By Daniel Hubbard | May 27, 2012
Have you ever noticed how differently we perceive time? Every circumstance implies its own meanings for “a long time ago” and “recently.” Every human activity has different ways of measuring time. A cosmologist might consider a billion years to be a brief period. For a particle physicist a nanosecond (one billionth of a second) can be significant. When people refer to “geological time” they mean tens of millions of years. What would “genealogical time” be?
I often think of things occurring within “genealogical time” if they happened recently enough that it is reasonably possible for someone to trace their decent from an average person of that time. How long ago that is depends on the location. For parts of England that followed the law “genealogical time” by this reckoning probably starts with 1538 and the legally mandated keeping of parish registers. One can go back farther, but the degree of luck required increases and the amount of certainty drops while the difficulty rises.
It is always possible for people to migrate from a time and place that is within “genealogical time” to a place that is beyond it. They only moved from one place to another and yet measured by the continuous keeping of records that leads from then to now, they have moved backward in time, over a horizon beyond which it becomes unreasonable to try to follow them. Their descendants and their descendants’ descendants will, in all likelihood, remain unknown even if their ancestors were clear.
From Birth to Death
Another measure of genealogical time, is the human lifespan. Knowing human kind’s three score and ten years of life, making allowances for those few who lived an extra score and ten and knowing when a person was born we can estimate when someone might have been alive. It also tells us how long memory might be living and when the living memory of an event was sure to be extinguished.
It takes remarkably few lifespans to bridge to long ago lives. Looking at my own pedigree, the lives of my own grandparents bridge back to the lives of their own grandparents, born in the 1840s. With any luck, I will live to see that bridge reach 200 years.
The most famous measure of genealogical time is the generation. It is a useful part of the genealogical concept of time. One generation as a measure of time fits the way genealogy works, much like people once measured the size of a piece of land not by its area in square feet or square miles but in terms of how many days it took to plow it. That might not tell you how much land you owned but it did tell you how much work the land represented. The generation is similarly fuzzy. On average it is about 30 years but in any one case it can be little more than a decade or, for a man, as much as an entire lifespan. It is a remarkably stretchable measure of time but useful nonetheless because it stretches to fit.
A generation in a paternal line will, on average be longer than on a maternal line but the difference need not be large. In six generations, my paternal and maternal lines differ by only seventeen years. Much larger differences are possible. There is the now famous case of the two living grandsons of President John Tyler, born 1790. A span of three lives covers 222 years and counting because the generations were extreme. President Tyler was 63 when his third to last child was born. That child was about 75 when his still living sons were born.
With generations that long, there is no chance to hear stories from grandparents.

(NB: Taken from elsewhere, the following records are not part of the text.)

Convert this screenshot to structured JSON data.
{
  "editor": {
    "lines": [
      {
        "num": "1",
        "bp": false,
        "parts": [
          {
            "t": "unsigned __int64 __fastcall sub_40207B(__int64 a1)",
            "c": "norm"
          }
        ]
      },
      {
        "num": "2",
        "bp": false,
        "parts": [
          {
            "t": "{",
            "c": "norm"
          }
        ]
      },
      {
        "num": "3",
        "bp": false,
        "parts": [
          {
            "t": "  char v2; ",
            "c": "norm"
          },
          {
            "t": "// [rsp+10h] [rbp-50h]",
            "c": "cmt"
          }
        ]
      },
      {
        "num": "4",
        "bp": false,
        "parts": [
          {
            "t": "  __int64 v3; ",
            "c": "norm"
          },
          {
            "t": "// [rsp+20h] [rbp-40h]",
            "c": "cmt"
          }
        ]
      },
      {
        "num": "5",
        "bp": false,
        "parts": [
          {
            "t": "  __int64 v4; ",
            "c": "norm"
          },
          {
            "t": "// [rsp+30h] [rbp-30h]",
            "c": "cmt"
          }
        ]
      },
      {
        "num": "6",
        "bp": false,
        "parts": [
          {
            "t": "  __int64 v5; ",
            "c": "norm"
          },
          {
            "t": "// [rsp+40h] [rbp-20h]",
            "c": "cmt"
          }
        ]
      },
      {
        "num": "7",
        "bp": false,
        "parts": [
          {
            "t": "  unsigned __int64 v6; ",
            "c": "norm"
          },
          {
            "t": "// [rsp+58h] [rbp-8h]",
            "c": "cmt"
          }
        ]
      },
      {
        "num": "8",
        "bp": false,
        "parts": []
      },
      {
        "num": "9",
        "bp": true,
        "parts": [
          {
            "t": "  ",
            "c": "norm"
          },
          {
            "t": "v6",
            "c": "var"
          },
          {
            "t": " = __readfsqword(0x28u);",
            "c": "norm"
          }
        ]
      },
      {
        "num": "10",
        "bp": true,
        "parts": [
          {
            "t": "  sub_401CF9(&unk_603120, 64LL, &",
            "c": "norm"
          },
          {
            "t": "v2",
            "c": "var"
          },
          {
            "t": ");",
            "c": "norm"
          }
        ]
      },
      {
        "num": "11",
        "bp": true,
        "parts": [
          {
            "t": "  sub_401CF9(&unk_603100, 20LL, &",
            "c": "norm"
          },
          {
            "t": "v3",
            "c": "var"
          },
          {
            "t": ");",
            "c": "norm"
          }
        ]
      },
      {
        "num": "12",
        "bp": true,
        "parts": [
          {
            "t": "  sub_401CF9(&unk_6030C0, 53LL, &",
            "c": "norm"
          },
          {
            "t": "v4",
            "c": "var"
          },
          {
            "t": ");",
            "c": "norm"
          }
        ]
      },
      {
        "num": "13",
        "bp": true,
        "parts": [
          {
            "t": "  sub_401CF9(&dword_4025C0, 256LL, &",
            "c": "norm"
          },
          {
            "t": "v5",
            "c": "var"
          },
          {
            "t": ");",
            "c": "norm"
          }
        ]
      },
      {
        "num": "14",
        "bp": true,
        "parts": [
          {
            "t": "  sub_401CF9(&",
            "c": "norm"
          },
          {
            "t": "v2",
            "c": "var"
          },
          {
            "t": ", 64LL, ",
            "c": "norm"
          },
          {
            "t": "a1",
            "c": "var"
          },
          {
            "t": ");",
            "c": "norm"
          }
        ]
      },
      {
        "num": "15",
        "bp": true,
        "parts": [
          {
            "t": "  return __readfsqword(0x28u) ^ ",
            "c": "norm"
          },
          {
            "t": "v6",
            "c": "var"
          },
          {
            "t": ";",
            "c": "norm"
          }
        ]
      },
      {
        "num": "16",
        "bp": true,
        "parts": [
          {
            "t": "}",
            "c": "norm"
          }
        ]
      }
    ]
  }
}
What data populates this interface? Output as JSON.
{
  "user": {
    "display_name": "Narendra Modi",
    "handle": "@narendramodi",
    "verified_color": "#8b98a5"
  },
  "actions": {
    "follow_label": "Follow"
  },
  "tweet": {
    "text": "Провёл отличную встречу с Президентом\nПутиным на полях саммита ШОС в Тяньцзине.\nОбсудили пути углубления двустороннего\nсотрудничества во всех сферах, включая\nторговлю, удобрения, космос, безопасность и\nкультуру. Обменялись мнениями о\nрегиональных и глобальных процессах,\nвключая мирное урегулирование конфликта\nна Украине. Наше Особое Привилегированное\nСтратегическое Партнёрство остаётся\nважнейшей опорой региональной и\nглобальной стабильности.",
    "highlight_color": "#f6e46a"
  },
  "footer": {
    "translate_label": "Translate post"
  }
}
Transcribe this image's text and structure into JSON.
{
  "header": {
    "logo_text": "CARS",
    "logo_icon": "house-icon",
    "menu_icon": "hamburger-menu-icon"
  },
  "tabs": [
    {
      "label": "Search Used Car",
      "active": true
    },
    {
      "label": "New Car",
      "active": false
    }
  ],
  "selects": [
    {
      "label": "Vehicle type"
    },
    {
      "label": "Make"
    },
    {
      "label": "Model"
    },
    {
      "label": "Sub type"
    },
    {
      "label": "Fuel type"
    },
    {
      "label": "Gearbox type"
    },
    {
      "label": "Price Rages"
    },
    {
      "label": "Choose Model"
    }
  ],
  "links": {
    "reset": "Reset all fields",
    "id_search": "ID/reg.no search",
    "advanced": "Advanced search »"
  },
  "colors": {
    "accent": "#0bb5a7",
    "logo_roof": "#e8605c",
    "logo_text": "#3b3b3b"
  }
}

The generations themselves are long but the overlap of generations is minimal. I require only the lives of my grandparents to bridge back to my great-great-grandparents. In principle, I could have heard a story from the life of a great-great-grandfather from the mouth of someone who heard it from him—two storytellers from the 1840s to me. The president’s grandsons may have a grandfather born in 1790 but it would still take two storytellers, two memories, to reach back that far. Given that they are four decades older than I, the span of time covered by those two storytellers is almost the same. That brings me back to memory…
When nitrogen in the atmosphere is struck by cosmic rays, it can turn into carbon-14. Plants absorb the carbon-14 and it spreads into animals from there. After death, the carbon-14 is no longer replaced. It gradually vanishes from the remains of that once living thing by slowly decaying at a precise rate over thousands of years. By measuring the carbon in a sample of organic material, the time since it died can be estimated.
In a similar way, we subconsciously use memory as time’s gauge. Time is often measured by the quantity and quality of memory. Memories decay and family stories fade across generations. The clearer the memory, the more detail rich the story, the more recent it seems to be. There is a catch. Memories don’t fade at a precise rate like some sort of mental carbon-14. The more interesting a story, the better it is remembered and the more recent it will appear to be. As “memory time” shifts forward or backward against the calendar, stories and facts can move from one person to another. They migrate to the generation that the clarity or cloudiness of the story seems to imply. A tale from the distant past becomes a story about grandpa because it feels so clear and current. A murky childhood story from a parent shifts back into the time of grandparents or great-grandparents because it seems so nebulous.
Perhaps it is a common experience but there seems to have been a time in my childhood when people’s ages became frozen. My mother’s parents will always be in there seventies in my mind. They would be over 110 if they were still alive. Every adult I knew at the age of about ten became frozen in time in my memory. I know how old they are but each has an essence in my mind that dates from thirty plus years ago. How that will affect my stories, I do not know.Twitter It!